RAW DATA section start

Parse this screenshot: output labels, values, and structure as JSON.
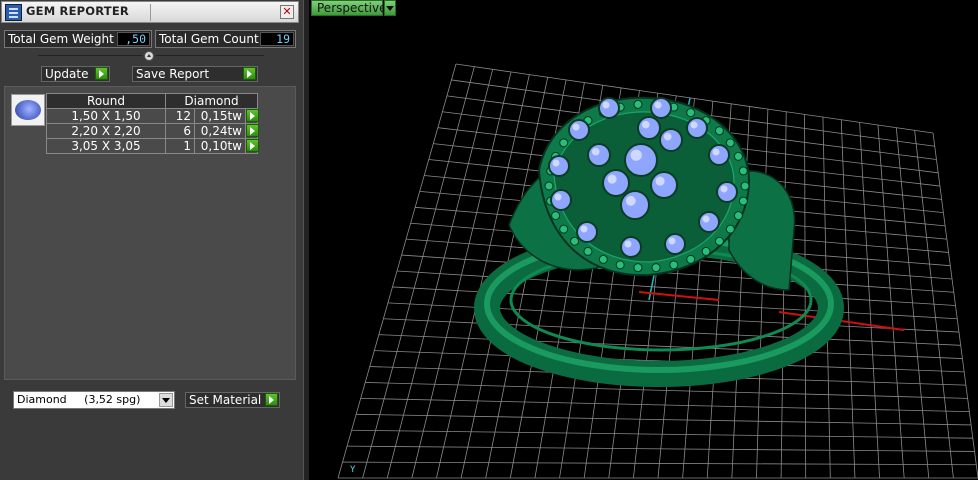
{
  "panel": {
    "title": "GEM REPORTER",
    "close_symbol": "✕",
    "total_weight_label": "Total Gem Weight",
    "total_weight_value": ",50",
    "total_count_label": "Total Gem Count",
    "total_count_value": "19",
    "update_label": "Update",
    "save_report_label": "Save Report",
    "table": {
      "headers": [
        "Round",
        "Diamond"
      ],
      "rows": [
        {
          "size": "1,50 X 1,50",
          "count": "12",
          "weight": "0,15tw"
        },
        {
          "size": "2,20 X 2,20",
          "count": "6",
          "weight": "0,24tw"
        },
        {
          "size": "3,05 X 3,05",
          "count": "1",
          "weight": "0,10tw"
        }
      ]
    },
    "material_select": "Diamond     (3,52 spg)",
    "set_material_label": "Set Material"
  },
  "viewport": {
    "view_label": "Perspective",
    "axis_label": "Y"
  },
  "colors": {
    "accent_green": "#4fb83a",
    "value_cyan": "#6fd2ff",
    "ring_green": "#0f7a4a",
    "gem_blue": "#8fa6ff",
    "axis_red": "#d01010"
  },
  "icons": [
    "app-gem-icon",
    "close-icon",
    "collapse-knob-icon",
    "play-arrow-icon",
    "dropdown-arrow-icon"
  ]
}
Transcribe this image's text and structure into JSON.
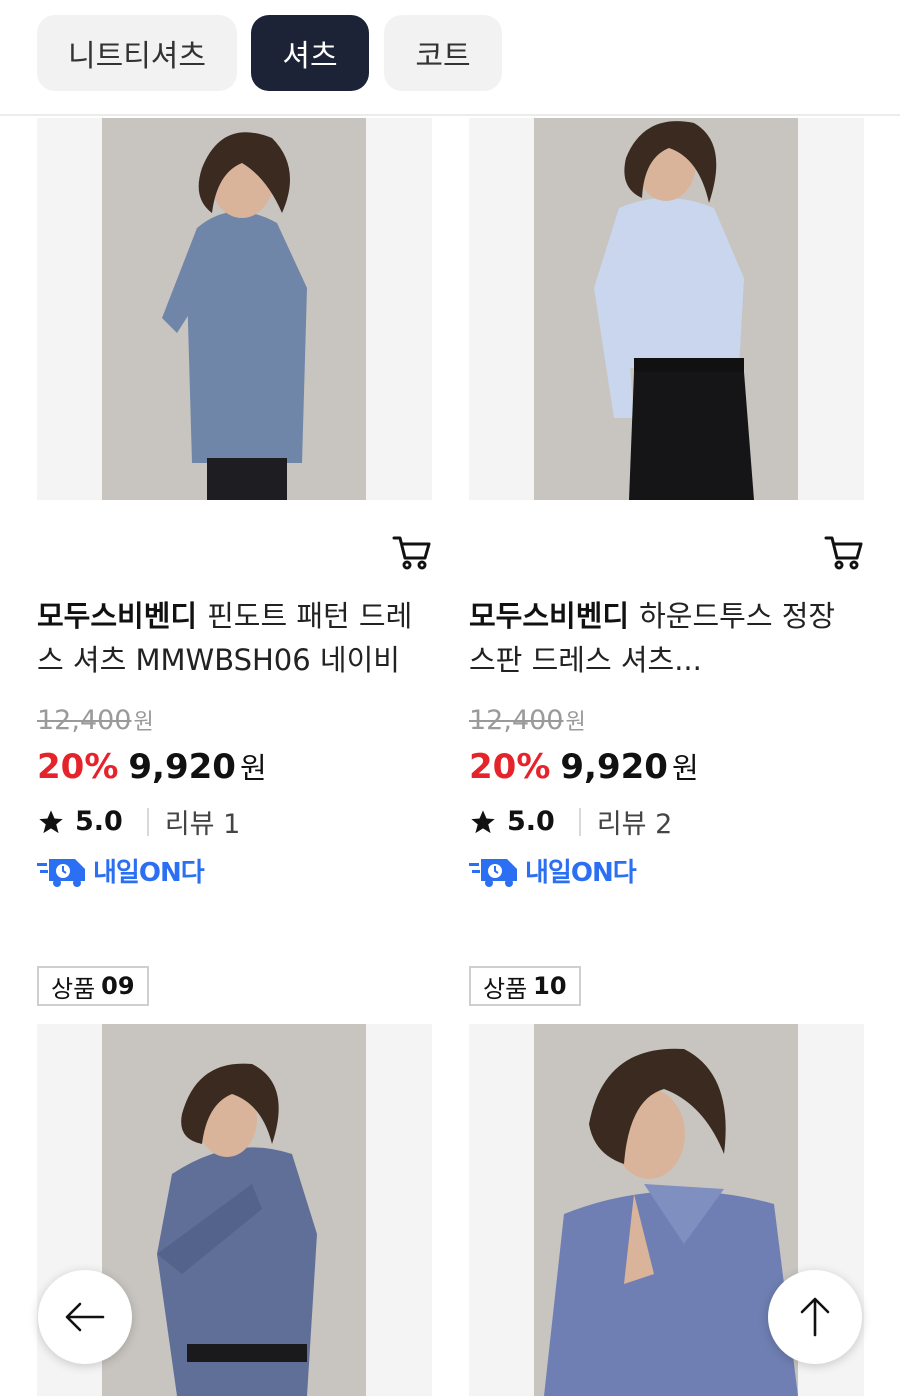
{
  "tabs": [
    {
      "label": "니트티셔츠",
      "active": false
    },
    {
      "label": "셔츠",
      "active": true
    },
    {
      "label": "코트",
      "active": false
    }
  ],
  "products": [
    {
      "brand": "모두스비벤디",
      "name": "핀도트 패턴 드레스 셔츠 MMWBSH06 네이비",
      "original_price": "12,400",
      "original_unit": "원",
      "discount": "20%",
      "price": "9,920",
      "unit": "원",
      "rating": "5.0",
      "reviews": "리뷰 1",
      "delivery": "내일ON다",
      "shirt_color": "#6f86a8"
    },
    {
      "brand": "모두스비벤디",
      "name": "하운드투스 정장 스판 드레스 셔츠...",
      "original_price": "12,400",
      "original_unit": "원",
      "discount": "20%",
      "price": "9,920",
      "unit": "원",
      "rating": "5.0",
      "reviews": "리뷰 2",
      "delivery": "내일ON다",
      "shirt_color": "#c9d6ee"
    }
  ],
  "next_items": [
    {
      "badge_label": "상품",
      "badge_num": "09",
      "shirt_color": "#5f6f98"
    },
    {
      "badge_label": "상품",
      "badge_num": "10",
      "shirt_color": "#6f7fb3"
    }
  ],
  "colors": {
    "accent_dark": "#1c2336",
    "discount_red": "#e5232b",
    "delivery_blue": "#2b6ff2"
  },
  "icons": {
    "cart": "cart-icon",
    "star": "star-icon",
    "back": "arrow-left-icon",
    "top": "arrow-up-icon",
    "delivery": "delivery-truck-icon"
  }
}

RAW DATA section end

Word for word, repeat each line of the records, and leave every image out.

_YOUR RESPONSE_.
Parse this screenshot: output labels, values, and structure as JSON.
{
  "panel": {
    "title": "GEM REPORTER",
    "close_symbol": "✕",
    "total_weight_label": "Total Gem Weight",
    "total_weight_value": ",50",
    "total_count_label": "Total Gem Count",
    "total_count_value": "19",
    "update_label": "Update",
    "save_report_label": "Save Report",
    "table": {
      "headers": [
        "Round",
        "Diamond"
      ],
      "rows": [
        {
          "size": "1,50 X 1,50",
          "count": "12",
          "weight": "0,15tw"
        },
        {
          "size": "2,20 X 2,20",
          "count": "6",
          "weight": "0,24tw"
        },
        {
          "size": "3,05 X 3,05",
          "count": "1",
          "weight": "0,10tw"
        }
      ]
    },
    "material_select": "Diamond     (3,52 spg)",
    "set_material_label": "Set Material"
  },
  "viewport": {
    "view_label": "Perspective",
    "axis_label": "Y"
  },
  "colors": {
    "accent_green": "#4fb83a",
    "value_cyan": "#6fd2ff",
    "ring_green": "#0f7a4a",
    "gem_blue": "#8fa6ff",
    "axis_red": "#d01010"
  },
  "icons": [
    "app-gem-icon",
    "close-icon",
    "collapse-knob-icon",
    "play-arrow-icon",
    "dropdown-arrow-icon"
  ]
}
Transcribe this image's text and structure into JSON.
{
  "tabs": [
    {
      "label": "니트티셔츠",
      "active": false
    },
    {
      "label": "셔츠",
      "active": true
    },
    {
      "label": "코트",
      "active": false
    }
  ],
  "products": [
    {
      "brand": "모두스비벤디",
      "name": "핀도트 패턴 드레스 셔츠 MMWBSH06 네이비",
      "original_price": "12,400",
      "original_unit": "원",
      "discount": "20%",
      "price": "9,920",
      "unit": "원",
      "rating": "5.0",
      "reviews": "리뷰 1",
      "delivery": "내일ON다",
      "shirt_color": "#6f86a8"
    },
    {
      "brand": "모두스비벤디",
      "name": "하운드투스 정장 스판 드레스 셔츠...",
      "original_price": "12,400",
      "original_unit": "원",
      "discount": "20%",
      "price": "9,920",
      "unit": "원",
      "rating": "5.0",
      "reviews": "리뷰 2",
      "delivery": "내일ON다",
      "shirt_color": "#c9d6ee"
    }
  ],
  "next_items": [
    {
      "badge_label": "상품",
      "badge_num": "09",
      "shirt_color": "#5f6f98"
    },
    {
      "badge_label": "상품",
      "badge_num": "10",
      "shirt_color": "#6f7fb3"
    }
  ],
  "colors": {
    "accent_dark": "#1c2336",
    "discount_red": "#e5232b",
    "delivery_blue": "#2b6ff2"
  },
  "icons": {
    "cart": "cart-icon",
    "star": "star-icon",
    "back": "arrow-left-icon",
    "top": "arrow-up-icon",
    "delivery": "delivery-truck-icon"
  }
}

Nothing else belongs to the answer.